(Dataset records)
· · · ·

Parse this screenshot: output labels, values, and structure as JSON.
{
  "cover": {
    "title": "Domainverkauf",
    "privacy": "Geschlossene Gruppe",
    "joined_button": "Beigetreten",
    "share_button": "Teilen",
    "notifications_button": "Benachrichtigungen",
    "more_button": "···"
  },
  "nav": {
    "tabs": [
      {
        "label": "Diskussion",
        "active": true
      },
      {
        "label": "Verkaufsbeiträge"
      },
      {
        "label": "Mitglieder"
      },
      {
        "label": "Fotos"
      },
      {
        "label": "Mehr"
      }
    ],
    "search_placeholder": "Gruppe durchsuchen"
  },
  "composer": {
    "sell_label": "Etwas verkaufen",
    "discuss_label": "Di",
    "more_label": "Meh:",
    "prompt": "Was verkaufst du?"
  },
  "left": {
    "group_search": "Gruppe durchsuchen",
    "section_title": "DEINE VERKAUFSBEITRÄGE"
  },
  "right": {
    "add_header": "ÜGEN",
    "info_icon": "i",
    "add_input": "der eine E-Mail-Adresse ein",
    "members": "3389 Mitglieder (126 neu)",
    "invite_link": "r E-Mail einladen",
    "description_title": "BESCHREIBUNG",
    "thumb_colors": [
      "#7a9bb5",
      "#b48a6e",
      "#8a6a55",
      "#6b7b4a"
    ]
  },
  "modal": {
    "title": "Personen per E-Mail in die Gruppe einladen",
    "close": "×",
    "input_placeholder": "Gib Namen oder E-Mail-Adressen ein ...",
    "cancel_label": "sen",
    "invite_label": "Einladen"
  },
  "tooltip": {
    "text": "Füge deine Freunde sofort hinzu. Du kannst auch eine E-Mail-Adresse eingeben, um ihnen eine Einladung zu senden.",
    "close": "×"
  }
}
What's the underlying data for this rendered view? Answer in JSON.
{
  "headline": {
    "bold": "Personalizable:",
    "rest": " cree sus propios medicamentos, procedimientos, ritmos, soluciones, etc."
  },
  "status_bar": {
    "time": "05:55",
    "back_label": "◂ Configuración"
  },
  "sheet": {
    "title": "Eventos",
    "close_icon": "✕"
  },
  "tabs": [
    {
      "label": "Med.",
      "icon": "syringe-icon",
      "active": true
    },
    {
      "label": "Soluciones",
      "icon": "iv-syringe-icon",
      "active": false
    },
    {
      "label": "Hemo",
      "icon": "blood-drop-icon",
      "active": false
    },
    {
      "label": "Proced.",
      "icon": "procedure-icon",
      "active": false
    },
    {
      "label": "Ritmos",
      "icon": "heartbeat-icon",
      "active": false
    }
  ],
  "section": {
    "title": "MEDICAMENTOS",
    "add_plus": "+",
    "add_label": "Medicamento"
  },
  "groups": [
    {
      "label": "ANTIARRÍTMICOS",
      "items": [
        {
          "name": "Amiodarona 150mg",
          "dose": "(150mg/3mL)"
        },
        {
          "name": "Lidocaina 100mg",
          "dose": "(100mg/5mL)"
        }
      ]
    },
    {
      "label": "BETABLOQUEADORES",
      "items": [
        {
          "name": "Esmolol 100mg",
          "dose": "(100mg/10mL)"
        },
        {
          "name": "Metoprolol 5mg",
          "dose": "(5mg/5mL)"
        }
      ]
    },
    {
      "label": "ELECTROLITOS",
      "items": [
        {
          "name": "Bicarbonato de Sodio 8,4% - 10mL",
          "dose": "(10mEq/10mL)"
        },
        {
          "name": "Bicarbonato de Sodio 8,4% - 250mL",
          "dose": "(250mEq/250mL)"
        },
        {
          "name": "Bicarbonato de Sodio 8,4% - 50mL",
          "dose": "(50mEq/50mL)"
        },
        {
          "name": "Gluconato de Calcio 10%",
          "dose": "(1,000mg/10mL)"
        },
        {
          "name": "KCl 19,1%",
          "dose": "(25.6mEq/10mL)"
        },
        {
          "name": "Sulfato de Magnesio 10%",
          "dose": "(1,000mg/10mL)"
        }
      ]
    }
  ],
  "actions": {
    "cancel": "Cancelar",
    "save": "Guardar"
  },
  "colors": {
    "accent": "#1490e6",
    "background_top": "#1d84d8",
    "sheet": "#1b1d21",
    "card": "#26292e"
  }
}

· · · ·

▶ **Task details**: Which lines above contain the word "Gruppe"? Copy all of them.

▶ **Result of the task**:
    "privacy": "Geschlossene Gruppe",
    "search_placeholder": "Gruppe durchsuchen"
    "group_search": "Gruppe durchsuchen",
    "title": "Personen per E-Mail in die Gruppe einladen",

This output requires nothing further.